### Supplied information
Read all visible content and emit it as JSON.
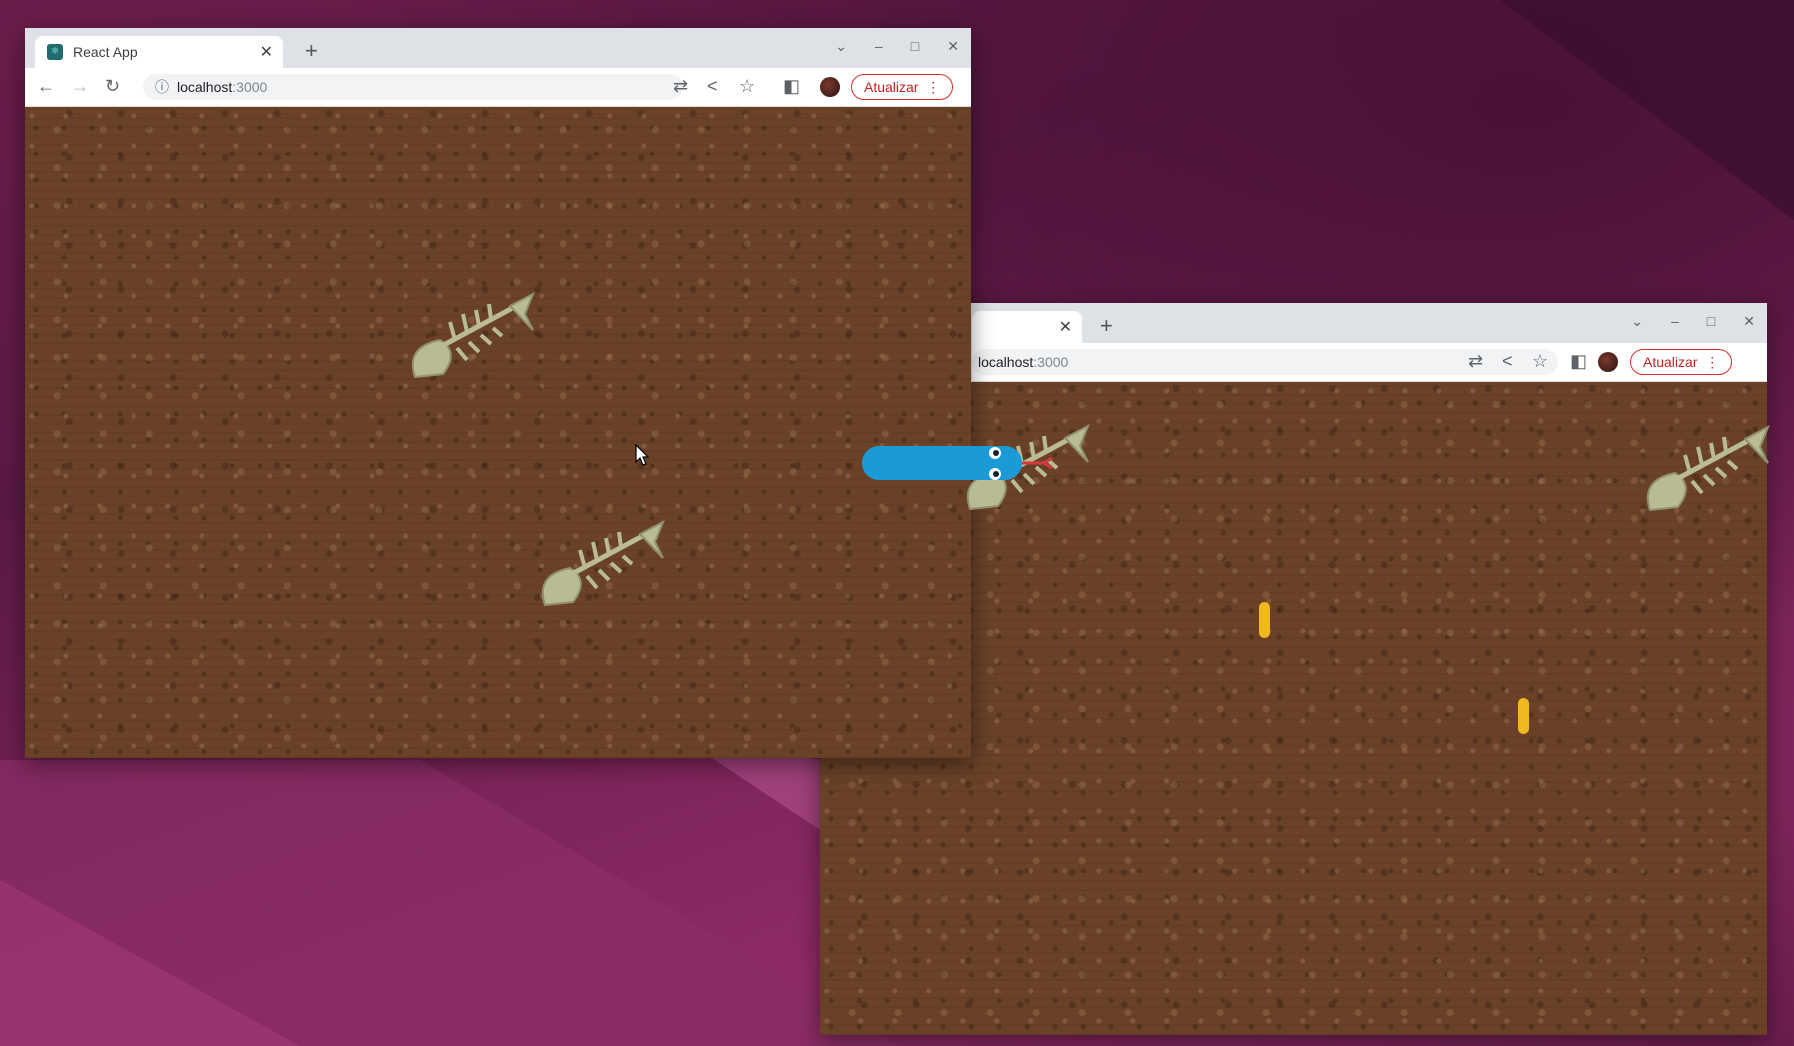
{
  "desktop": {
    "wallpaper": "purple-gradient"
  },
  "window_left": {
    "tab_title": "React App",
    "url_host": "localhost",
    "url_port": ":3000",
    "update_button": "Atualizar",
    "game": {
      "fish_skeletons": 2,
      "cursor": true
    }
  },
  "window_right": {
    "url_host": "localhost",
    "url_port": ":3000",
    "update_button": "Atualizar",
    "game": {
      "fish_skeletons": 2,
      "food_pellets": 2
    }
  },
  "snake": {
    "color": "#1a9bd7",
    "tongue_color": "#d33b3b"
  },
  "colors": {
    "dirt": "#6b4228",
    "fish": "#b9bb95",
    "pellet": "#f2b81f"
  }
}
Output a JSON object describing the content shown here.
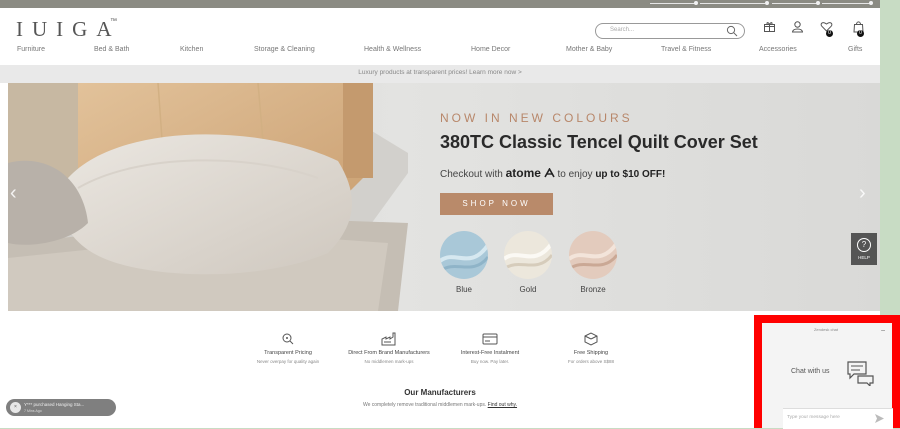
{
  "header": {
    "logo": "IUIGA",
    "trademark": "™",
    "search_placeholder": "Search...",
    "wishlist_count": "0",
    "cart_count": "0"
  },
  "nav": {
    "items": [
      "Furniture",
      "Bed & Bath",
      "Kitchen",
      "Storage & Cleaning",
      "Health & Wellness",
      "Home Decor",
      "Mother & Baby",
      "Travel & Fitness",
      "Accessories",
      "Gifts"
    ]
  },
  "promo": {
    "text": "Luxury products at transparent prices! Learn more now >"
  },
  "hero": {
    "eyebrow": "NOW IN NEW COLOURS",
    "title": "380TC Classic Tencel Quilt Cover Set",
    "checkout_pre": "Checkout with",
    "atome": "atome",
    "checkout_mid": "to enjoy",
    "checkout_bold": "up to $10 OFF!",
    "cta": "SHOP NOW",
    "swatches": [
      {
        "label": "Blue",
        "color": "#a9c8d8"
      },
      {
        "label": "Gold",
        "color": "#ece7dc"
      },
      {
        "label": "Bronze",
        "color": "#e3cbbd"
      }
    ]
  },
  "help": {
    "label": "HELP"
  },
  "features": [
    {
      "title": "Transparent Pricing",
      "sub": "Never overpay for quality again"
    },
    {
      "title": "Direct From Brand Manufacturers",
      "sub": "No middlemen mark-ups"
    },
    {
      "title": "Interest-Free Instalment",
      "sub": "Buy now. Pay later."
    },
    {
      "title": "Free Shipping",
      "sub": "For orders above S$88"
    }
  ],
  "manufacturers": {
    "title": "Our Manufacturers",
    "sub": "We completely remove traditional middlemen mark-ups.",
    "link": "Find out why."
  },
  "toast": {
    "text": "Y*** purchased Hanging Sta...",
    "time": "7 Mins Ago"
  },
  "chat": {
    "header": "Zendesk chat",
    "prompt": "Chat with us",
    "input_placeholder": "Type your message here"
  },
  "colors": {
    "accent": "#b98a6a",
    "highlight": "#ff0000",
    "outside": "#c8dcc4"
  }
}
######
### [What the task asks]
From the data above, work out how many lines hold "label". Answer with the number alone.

### [Problem solution]
4